Quick Hit: A fun twist on the normal exorcism story, with some real fear built in.
Teenagers and parents will almost always have times where they don’t get along. But sometimes those fights run much deeper. Pyewacket takes the typical teenage tantrum – “I hate you and wish you were dead!” and gives it a fresh breath, with a bit of an occult twist.
Leah (Nicole Muñoz) is just trying to survive her life without her father after his passing. So is her mother, played by Laurie Holden (of The Walking Dead). But whereas her mother has decided that a change in scenery to the mountains would be most effective, Leah has embraced a gothic look as well as an interest in the occult. This has increased the friction between mother and daughter, and leads to the ultimate breaking point – a fight that pushes Leah to drastic action. She decides to call forth Pyewacket, a demon, in order to hunt her mother.
Some of the most effective (not necessarily the best) scenes in this movie happen between Muñoz and Holden. They really embrace the roles and show how devastating the loss of a balancing parent in a relationship can be. Holden is especially effective, alternating verbal barbs filled with venom and intense motherly care throughout the movie. But despite many writers focusing on this as the best point of the movie, I think at times they rush the scenes and don’t quite give them the room to stretch that they need.
I honestly think the best scene in the movie is Leah’s original ritual. It’s shot in an extremely personal manner, allowing young Muñoz to fill the frame. It also mixes things up, and we don’t immediate see a monster. I like that quite a bit, because it leads to a lot of good ambiguity later on in the film. The build up to the final act, is solid.

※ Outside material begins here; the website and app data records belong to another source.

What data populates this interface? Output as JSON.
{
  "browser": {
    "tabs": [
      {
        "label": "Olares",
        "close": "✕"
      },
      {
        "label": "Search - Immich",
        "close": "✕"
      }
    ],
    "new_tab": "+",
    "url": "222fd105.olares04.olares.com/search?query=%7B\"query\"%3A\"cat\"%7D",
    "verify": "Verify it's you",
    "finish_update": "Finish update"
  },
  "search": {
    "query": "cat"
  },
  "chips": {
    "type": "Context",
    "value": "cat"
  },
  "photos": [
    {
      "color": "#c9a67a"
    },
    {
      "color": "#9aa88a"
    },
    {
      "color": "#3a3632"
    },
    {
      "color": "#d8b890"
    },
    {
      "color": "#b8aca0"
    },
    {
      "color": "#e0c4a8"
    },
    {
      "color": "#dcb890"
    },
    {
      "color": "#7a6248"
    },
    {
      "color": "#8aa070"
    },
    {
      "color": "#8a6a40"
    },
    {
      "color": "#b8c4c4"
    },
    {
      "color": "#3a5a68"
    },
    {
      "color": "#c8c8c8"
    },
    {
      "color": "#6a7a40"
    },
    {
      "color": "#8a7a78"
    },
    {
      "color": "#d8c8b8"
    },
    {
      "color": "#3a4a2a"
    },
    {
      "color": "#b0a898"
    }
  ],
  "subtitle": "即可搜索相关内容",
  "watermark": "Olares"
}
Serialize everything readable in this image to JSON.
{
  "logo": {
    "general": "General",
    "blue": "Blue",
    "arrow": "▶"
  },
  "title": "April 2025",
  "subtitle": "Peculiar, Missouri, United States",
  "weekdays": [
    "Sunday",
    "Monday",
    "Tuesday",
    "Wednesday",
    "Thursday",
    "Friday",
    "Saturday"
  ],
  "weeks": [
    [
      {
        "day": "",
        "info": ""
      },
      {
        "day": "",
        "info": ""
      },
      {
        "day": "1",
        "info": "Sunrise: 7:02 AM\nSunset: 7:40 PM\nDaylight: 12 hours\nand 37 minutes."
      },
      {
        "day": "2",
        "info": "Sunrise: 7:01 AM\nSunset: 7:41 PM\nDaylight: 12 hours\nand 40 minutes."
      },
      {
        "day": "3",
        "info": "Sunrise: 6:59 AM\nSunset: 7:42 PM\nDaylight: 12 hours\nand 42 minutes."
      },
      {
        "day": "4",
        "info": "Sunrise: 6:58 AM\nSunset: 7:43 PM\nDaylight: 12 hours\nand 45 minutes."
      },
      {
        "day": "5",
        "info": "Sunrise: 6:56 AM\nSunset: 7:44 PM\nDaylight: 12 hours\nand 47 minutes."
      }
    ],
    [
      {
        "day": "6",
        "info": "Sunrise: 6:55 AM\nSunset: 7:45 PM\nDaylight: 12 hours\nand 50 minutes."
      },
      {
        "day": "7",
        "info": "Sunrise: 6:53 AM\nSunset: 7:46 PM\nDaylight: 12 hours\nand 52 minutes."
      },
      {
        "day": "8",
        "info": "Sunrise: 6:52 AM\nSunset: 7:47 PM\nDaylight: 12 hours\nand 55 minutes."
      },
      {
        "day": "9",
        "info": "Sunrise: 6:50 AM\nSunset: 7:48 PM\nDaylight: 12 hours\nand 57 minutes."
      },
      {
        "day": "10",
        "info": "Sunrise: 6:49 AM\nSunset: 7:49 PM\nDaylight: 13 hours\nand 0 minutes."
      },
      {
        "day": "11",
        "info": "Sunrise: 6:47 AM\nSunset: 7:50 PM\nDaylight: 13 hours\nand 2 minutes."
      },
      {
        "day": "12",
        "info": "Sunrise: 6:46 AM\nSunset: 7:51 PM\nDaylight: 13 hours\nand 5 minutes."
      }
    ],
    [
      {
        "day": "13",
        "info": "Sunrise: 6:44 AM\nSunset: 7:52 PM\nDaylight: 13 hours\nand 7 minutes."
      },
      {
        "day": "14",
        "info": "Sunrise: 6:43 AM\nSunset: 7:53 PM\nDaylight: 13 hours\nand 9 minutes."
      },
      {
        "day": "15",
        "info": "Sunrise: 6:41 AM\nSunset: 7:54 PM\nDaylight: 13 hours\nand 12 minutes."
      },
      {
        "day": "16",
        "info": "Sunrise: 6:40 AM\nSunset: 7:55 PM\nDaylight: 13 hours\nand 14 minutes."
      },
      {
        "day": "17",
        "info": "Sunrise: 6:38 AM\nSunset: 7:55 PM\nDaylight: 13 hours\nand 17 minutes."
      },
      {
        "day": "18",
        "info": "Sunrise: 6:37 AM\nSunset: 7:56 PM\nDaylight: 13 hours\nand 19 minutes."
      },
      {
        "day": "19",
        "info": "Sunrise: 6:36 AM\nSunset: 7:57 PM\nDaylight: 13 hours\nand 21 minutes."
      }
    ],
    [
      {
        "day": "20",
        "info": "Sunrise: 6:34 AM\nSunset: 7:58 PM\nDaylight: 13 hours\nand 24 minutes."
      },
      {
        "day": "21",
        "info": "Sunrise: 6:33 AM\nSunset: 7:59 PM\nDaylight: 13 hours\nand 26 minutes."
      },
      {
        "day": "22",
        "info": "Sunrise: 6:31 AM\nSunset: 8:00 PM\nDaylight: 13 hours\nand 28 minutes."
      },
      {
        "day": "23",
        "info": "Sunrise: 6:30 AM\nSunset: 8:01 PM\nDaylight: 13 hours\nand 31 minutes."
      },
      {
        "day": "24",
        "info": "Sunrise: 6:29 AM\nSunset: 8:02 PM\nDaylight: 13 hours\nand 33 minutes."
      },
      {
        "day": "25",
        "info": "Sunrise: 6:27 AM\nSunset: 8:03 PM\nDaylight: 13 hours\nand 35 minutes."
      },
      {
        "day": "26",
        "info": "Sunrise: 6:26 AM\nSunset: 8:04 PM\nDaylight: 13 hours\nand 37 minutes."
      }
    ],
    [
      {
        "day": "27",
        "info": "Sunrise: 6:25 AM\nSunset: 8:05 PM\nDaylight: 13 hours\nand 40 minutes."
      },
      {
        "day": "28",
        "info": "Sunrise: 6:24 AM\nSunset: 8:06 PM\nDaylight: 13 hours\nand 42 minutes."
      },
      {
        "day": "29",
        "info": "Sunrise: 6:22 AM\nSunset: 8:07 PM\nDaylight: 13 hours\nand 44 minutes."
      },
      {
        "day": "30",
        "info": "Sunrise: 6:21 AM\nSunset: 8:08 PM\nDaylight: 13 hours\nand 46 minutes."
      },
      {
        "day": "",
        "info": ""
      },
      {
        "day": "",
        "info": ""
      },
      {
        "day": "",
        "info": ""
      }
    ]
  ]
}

The film has some downsides though. It takes a bit to get going, which serves a purpose (building up the mother daughter relationship to its current point) but doesn’t help the speed. I also thought there was a bit too much with the “Occult Expert”. It just serves as an exposition dump a couple different times, and gives Leah a false light in the darkness. I would have preferred her to go it alone and learn to deal with her own problems. After all, isn’t that what growing up and moving away from your parents is?
That being said, Pyewacket is still an effective horror film. I think it’s a great fit into the family horror genre that seems so prolific right now, and I’m giving it a “B”.
For more on this film, check out IMDB.
"All work and no play makes Jack a dull boy"